“The same everywhere? Photographic ethnographies and the challenge to universal translation.”
This paper will address the destabilising potential of ethnographic studies of photography on classic, linguistically-based theories of photographic universality. It will argue that the qualities of direct translation and comprehensibility which have been widely debated in western photography, and which have been at the base of critiques of global image flows, from The Family of Man exhibition to the internet, are complicated by the different social demands and expectations brought to photographs. Drawing on recent work from Australia, India, Solomon Islands and Papua New Guinea, the paper will argue that resistance to the idea of photography as universal translation has been grounded in the politics of representation and western hegemonies, but have largely excluded other ‘reclaimings of the real’ through which photographs are made to speak ‘different dialects’.
Janet Stewart (Durham)
“Photography, Petroleum Museums and the Sociology of Translation”
As Elizabeth Edwards (2013) has recently pointed out, despite the considerable body of critical literature that has been produced over recent decades in both photography theory and museology, the question of the role that photography plays in museums has only seldom been subjected to extended analysis. Notable contributions to this field include Gaby Porter’s (1989) essay on ‘The Economy of Truth’ and Edwards’s Raw Histories (2001), as well as recent contributions to Museum & Society (Stylianou-Lambert and Bounia 2012; Edwards and Mead 2013). This paper seeks to intervene in on-going debate about the use of photographs in museums by exploring the efficacy of employing the concept of ‘translation’ to shed light on the complex lives of photographs in these institutions. While Stylianou-Lambert and Bounia focus on photography in war museums, and Edwards and Mead turn their attention to the place of photographs in museum displays that engage with the colonial past, this paper focuses on the way in which photographs appear in museum displays that seek to narrate aspects of Europe’s oil history (another form of contested heritage). Focusing on the recently renovated oil and gas display in Aberdeen’s Maritime Museum, but drawing upon material from other European petroleum museums, this paper will attend to the multiple ways in which photography is employed in these institutions, analysing not only the displays but also marketing literature and other ephemera. The theoretical framework through which these photographic works – understood as both images and as objects – will be approached will draw upon the ‘sociology of translation’, developed by Bruno Latour and Michel Serres. Their focus on the relational nature of translation seems apposite when seeking to think through the particular example of the Petroleum Museum, an institution designed to mediate between technology and culture.
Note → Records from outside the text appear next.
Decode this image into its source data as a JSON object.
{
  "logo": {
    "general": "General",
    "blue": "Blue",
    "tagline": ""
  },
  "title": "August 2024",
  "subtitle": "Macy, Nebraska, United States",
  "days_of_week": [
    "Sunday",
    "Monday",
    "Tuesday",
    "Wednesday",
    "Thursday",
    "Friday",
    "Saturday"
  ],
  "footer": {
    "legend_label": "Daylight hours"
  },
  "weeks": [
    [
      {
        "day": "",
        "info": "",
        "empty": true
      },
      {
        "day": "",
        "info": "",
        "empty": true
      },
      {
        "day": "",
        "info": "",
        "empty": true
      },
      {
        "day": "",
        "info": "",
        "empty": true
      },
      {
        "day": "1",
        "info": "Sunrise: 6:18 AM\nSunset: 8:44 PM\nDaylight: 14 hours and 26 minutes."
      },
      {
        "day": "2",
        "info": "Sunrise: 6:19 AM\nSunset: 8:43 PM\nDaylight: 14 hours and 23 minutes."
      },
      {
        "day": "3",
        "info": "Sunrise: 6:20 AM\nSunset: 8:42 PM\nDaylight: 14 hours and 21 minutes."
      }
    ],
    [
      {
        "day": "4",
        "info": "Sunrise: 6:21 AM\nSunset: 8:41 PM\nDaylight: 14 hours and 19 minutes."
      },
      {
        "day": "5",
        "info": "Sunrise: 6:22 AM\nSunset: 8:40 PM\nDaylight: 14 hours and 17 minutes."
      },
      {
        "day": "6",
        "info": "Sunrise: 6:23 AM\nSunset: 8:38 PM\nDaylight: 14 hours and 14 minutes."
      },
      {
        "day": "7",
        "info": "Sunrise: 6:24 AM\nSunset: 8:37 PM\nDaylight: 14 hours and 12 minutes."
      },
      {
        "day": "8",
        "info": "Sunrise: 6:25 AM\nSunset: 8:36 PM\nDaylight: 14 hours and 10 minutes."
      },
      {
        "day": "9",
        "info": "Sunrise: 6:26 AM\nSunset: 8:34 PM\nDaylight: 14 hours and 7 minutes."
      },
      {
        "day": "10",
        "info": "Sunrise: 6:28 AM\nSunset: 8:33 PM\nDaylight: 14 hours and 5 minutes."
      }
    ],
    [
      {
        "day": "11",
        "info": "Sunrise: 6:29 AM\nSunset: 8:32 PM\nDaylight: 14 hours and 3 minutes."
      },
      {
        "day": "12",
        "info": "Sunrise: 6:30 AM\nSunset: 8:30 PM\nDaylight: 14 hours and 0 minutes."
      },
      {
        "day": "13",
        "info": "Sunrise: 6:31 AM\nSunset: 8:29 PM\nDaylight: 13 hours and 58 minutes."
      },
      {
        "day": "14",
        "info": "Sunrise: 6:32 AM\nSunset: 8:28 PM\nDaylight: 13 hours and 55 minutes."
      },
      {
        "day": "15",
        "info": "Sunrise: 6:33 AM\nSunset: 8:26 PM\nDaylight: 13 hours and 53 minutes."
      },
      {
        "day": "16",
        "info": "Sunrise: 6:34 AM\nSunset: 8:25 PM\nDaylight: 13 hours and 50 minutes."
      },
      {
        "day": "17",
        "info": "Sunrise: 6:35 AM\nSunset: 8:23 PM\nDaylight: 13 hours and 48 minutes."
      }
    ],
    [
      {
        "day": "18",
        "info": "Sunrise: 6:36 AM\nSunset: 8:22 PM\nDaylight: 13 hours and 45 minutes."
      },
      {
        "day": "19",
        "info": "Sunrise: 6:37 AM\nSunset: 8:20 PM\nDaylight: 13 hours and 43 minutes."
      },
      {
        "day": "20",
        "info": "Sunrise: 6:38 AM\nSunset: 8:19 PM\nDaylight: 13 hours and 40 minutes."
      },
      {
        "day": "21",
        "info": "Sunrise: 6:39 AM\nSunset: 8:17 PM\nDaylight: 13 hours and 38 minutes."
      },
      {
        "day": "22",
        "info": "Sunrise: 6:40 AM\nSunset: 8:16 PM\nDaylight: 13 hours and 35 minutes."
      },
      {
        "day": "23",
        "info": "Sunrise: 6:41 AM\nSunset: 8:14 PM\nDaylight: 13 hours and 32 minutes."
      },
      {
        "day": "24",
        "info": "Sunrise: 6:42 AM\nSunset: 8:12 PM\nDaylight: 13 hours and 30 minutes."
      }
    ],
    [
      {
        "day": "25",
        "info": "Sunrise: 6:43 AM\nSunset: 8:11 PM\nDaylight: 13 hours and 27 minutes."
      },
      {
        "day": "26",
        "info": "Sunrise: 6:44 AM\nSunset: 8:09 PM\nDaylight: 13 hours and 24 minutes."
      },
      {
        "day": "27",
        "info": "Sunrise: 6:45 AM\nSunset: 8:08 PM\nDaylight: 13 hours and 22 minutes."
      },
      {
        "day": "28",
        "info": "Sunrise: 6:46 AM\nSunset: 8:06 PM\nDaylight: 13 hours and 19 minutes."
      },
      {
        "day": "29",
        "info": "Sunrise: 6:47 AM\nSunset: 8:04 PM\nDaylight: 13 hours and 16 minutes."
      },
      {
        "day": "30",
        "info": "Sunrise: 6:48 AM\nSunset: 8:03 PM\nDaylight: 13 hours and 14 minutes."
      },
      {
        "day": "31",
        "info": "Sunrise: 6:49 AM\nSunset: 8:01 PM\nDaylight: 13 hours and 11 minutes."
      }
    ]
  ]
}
Jonathan Long (Durham)
“Translation in/of Photomontage”
In 1924, German designer and photomonteur John Heartfield produced a photomontage entitled 20 Years After: Fathers and Sons (Zwanzig Jahre danach: Väter und Söhne). The image uses a variety of motivic repetition known as translation or translational symmetry. This involves the serial repetition of a motif along a horizontal or vertical axis: moving a motif from one place to another. While easy to effect in simple abstract patterns, it is only practically possible with complex figurative subjects by means of photography. Translation, in this sense, is a quasi-universal operation, a form of visual organisation that can be found in cultural artefacts produced in most if not all societies. However, photomontage as form of political propaganda requires highly specific kinds of translation if it is to be effective. If it is so polysemous that it is incapable of translation into more or less determinate propositional content, it fails as propaganda. So this paper will map the universal translational capacities of photography onto the specific forms of translation demanded by the photomontage in order to develop an understanding of the operations and limitations of translation as both a photographic process and an explanatory schema.